• **Task to complete**: Every record below must be set down again exactly as given.
[Records for processing — start]
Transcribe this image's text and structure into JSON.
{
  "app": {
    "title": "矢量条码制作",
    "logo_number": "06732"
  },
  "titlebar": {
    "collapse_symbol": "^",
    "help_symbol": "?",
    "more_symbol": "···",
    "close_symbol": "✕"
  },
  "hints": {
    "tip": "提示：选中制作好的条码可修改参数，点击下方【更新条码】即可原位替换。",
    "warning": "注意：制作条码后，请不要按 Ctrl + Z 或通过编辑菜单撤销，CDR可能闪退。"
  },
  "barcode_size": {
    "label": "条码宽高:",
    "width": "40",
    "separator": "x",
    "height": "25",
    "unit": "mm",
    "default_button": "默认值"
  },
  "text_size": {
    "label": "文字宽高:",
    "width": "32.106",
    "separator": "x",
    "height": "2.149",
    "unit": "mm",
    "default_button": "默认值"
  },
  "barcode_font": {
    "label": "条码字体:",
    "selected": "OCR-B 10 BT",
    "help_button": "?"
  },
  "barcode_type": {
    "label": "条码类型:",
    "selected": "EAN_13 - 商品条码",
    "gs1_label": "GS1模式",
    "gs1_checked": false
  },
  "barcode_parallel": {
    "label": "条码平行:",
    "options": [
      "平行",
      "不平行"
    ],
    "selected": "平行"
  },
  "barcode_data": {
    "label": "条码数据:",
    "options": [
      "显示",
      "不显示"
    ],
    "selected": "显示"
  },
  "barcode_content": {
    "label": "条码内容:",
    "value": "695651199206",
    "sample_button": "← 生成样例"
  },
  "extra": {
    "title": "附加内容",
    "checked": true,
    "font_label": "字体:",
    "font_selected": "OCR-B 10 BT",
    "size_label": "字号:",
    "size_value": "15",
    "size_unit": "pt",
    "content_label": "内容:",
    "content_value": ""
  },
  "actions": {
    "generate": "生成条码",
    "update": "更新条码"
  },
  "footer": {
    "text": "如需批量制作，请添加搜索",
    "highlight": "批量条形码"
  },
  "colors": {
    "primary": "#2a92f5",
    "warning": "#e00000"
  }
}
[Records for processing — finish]
• **Answer to the exercise**:
Transcribe this image's text and structure into JSON.
{
  "app": {
    "title": "矢量条码制作",
    "logo_number": "06732"
  },
  "titlebar": {
    "collapse_symbol": "^",
    "help_symbol": "?",
    "more_symbol": "···",
    "close_symbol": "✕"
  },
  "hints": {
    "tip": "提示：选中制作好的条码可修改参数，点击下方【更新条码】即可原位替换。",
    "warning": "注意：制作条码后，请不要按 Ctrl + Z 或通过编辑菜单撤销，CDR可能闪退。"
  },
  "barcode_size": {
    "label": "条码宽高:",
    "width": "40",
    "separator": "x",
    "height": "25",
    "unit": "mm",
    "default_button": "默认值"
  },
  "text_size": {
    "label": "文字宽高:",
    "width": "32.106",
    "separator": "x",
    "height": "2.149",
    "unit": "mm",
    "default_button": "默认值"
  },
  "barcode_font": {
    "label": "条码字体:",
    "selected": "OCR-B 10 BT",
    "help_button": "?"
  },
  "barcode_type": {
    "label": "条码类型:",
    "selected": "EAN_13 - 商品条码",
    "gs1_label": "GS1模式",
    "gs1_checked": false
  },
  "barcode_parallel": {
    "label": "条码平行:",
    "options": [
      "平行",
      "不平行"
    ],
    "selected": "平行"
  },
  "barcode_data": {
    "label": "条码数据:",
    "options": [
      "显示",
      "不显示"
    ],
    "selected": "显示"
  },
  "barcode_content": {
    "label": "条码内容:",
    "value": "695651199206",
    "sample_button": "← 生成样例"
  },
  "extra": {
    "title": "附加内容",
    "checked": true,
    "font_label": "字体:",
    "font_selected": "OCR-B 10 BT",
    "size_label": "字号:",
    "size_value": "15",
    "size_unit": "pt",
    "content_label": "内容:",
    "content_value": ""
  },
  "actions": {
    "generate": "生成条码",
    "update": "更新条码"
  },
  "footer": {
    "text": "如需批量制作，请添加搜索",
    "highlight": "批量条形码"
  },
  "colors": {
    "primary": "#2a92f5",
    "warning": "#e00000"
  }
}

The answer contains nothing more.